What is Prayer?

Illustration Art by Emma Florence Harrison

Illustration Art by Emma Florence Harrison

 

Prayer is the breath and manifestation of the Spirit of love, and it finds its perfect expression in the Blessed Trinity. All genuine prayer has its source in the life of the Triune God.

If prayer is the breathing of the soul, and love its pulsation, we may conclude that love is the source of prayer. Furthermore, genuine love refers to the selfless love that seeks the happiness of others and is not distorted by selfish passion or attachment. “Love is patient; love is kind; love is not envious or boastful or arrogant or rude. It does not insist on its own way; it is not irritable or resentful; it does not rejoice in wrongdoing, but rejoices in the truth. It bears all things, believes all things, hopes all things, endures all things. Love never ends.” (1 Cor 13:4-8).

Such love, true and eternal, cannot have merely human origin. “Love is from God.” says John the Apostle (1 Jn 4:7). In the New Testament the word used for this love is agape (which differentiates it from eros). St. Paul does not use agape to designate human love for God; he uses the phrase “to love God” only twice (Rm 8:28; 1 Cor 8:3). The Christian love we call agape is essentially God’s love for us manifested in Christ. Subsequently, this divine love that is transformed into love of neighbor is also agape. It is God’s love translated into action that permeates the entire Gospel, from first line to last.

If we are capable of loving, it is because “God first loved us” (1 Jn 4:19). When we say, “I want to pray,”  it is God who prays in us. It seems easier for us to say, “God loves” than “God prays.” Yet, as St. Paul says, “the Spirit helps us in our weakness; for we do not know how to pray as we ought, but that very Spirit intercedes with sighs too deep for words.” (Rom 8:26).

 The word prayer generally evokes the image of petitions made to God, as in the second part of the Our Father, the Lord’s Prayer. Yet hasn’t God made it clear that before we pray for our “daily bread” we should first ask, “Hallowed be thy name, thy kingdom come”? Is not the petition “Your will be done on earth as it is in heaven” God’s will for the establishment of his kingdom on earth, as well as an indication that the kernel of all prayer should be, before all else, a petition for God’s kingdom and God’s righteousness (Mt 6:33)?

Viewed in this light, the heart of prayer lies not in God’s response to our petitions but in making God’s will our prayer.
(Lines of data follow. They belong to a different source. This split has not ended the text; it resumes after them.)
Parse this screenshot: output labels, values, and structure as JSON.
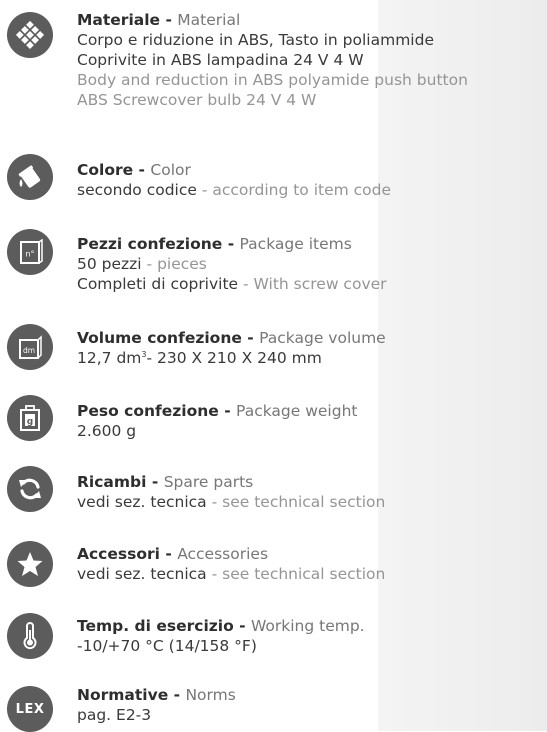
{
  "material": {
    "title_it": "Materiale",
    "title_en": "Material",
    "line1": "Corpo e riduzione in ABS, Tasto in poliammide",
    "line2": "Coprivite in ABS lampadina 24 V 4 W",
    "line3": "Body and reduction in ABS polyamide push button",
    "line4": "ABS Screwcover bulb 24 V 4 W"
  },
  "color": {
    "title_it": "Colore",
    "title_en": "Color",
    "value_it": "secondo codice",
    "value_en": "according to item code"
  },
  "package_items": {
    "title_it": "Pezzi confezione",
    "title_en": "Package items",
    "icon_text": "n°",
    "qty_it": "50 pezzi",
    "qty_en": "pieces",
    "extra_it": "Completi di coprivite",
    "extra_en": "With screw cover"
  },
  "package_volume": {
    "title_it": "Volume confezione",
    "title_en": "Package volume",
    "icon_text": "dm",
    "volume": "12,7 dm",
    "volume_sup": "3",
    "dimensions": "- 230 X 210 X 240 mm"
  },
  "package_weight": {
    "title_it": "Peso confezione",
    "title_en": "Package weight",
    "icon_text": "g",
    "value": "2.600 g"
  },
  "spare_parts": {
    "title_it": "Ricambi",
    "title_en": "Spare parts",
    "value_it": "vedi sez. tecnica",
    "value_en": "see technical section"
  },
  "accessories": {
    "title_it": "Accessori",
    "title_en": "Accessories",
    "value_it": "vedi sez. tecnica",
    "value_en": "see technical section"
  },
  "working_temp": {
    "title_it": "Temp. di esercizio",
    "title_en": "Working temp.",
    "value": "-10/+70 °C (14/158 °F)"
  },
  "norms": {
    "title_it": "Normative",
    "title_en": "Norms",
    "icon_text": "LEX",
    "value": "pag. E2-3"
  },
  "separator": " - ",
  "colors": {
    "icon_bg": "#5c5c5c",
    "title_en": "#777777",
    "secondary": "#959595",
    "shade": "#ececec"
  }
}
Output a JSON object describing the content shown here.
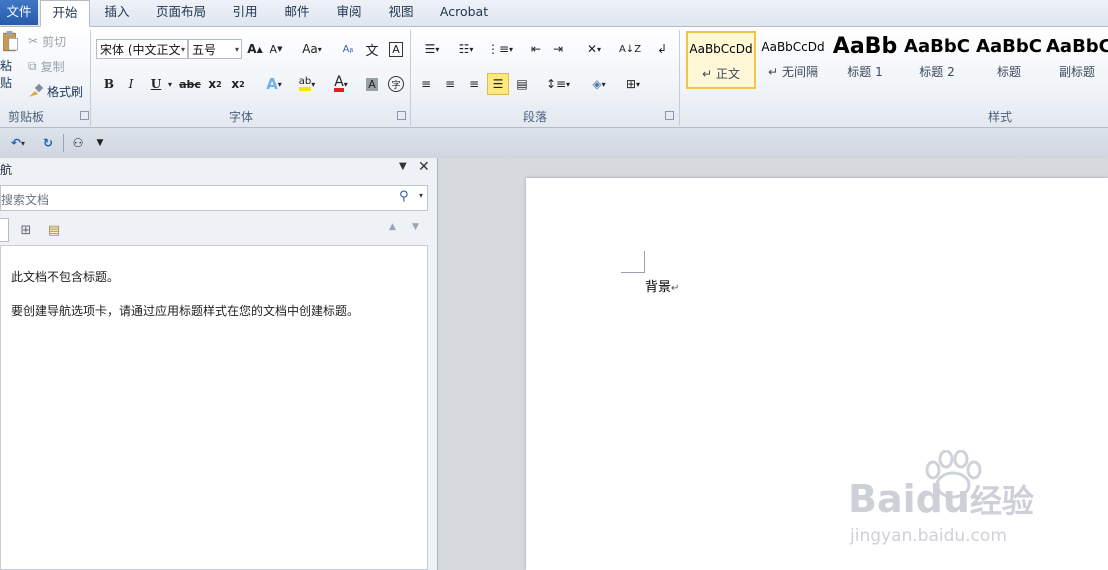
{
  "tabs": {
    "file": "文件",
    "home": "开始",
    "insert": "插入",
    "page_layout": "页面布局",
    "references": "引用",
    "mailings": "邮件",
    "review": "审阅",
    "view": "视图",
    "acrobat": "Acrobat"
  },
  "clipboard": {
    "paste": "粘贴",
    "cut": "剪切",
    "copy": "复制",
    "format_painter": "格式刷",
    "group_label": "剪贴板"
  },
  "font": {
    "font_name": "宋体 (中文正文",
    "font_size": "五号",
    "grow": "A",
    "shrink": "A",
    "change_case": "Aa",
    "bold": "B",
    "italic": "I",
    "underline": "U",
    "strike": "abc",
    "subscript": "x",
    "superscript": "x",
    "group_label": "字体"
  },
  "paragraph": {
    "group_label": "段落"
  },
  "styles": {
    "group_label": "样式",
    "items": [
      {
        "preview": "AaBbCcDd",
        "name": "正文",
        "mark": "↵"
      },
      {
        "preview": "AaBbCcDd",
        "name": "无间隔",
        "mark": "↵"
      },
      {
        "preview": "AaBb",
        "name": "标题 1"
      },
      {
        "preview": "AaBbC",
        "name": "标题 2"
      },
      {
        "preview": "AaBbC",
        "name": "标题"
      },
      {
        "preview": "AaBbC",
        "name": "副标题"
      }
    ]
  },
  "nav": {
    "title": "航",
    "search_placeholder": "搜索文档",
    "msg1": "此文档不包含标题。",
    "msg2": "要创建导航选项卡，请通过应用标题样式在您的文档中创建标题。"
  },
  "document": {
    "text": "背景",
    "para_mark": "↵"
  },
  "watermark": {
    "brand": "Bai",
    "brand2": "du",
    "brand_cn": "经验",
    "url": "jingyan.baidu.com"
  },
  "colors": {
    "accent": "#2b5faf",
    "highlight": "#fde980",
    "font_color": "#e02020"
  }
}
In other words, God’s prayer should become the soul of our prayer. Because of our deafness and blindness, God’s voice is often inaudible, so we lose sight of him and become like wandering sheep. We need, then, to pray for knowledge of God’s will and for strength enlivened by God’s prayer. Such is genuine prayer.

Figuratively speaking, prayer may be compared to water. God’s prayer is the rain that comes from heaven. The land watered by this rain represents humanity. The water absorbed by the land forms an underground current that eventually surfaces as a spring. Our prayer is the spring whose very existence depends on the rain, but if there is to be a spring, there must also be a heart, that like the earth is capable of receiving and retaining the water from heaven, a heart that has emptied itself sufficiently to allow the underground current to flow freely into its empty space. In a heart that is hardened, attached to its own judgement, the spring of prayer will never be allowed to emerge. The basis of true prayer is to make God’s will really ours before seeking to fulfill our own desires.

The seed of prayer is sown in heaven.
It pushes its stem toward the earth 
and comes to grow there.
It produces an abundance of fruit.
Then, as it becomes seed once more,
it thrusts its way back to heaven.
~ Jukichi Yagi

~ An excerpt from the book ‘Awakening to Prayer’, by Augustine Ichiro Okumura, O.C.D.

 

 

 

 

 

 

 

Thoughts

Looking outside distract us,
it disconnect us, it leads us away.
Looking inside finds us,
it allows us to take action from a loving place.
After looking at the state of the world,
it is our duty to generate goodness, respect, kindness,
generosity and compassion.
Let us be humble.
Let us be love.

Be blessed, be a blessing!

A Summer Morning, art by Rubert Bunny, 1897

A Summer Morning, art by Rubert Bunny, 1897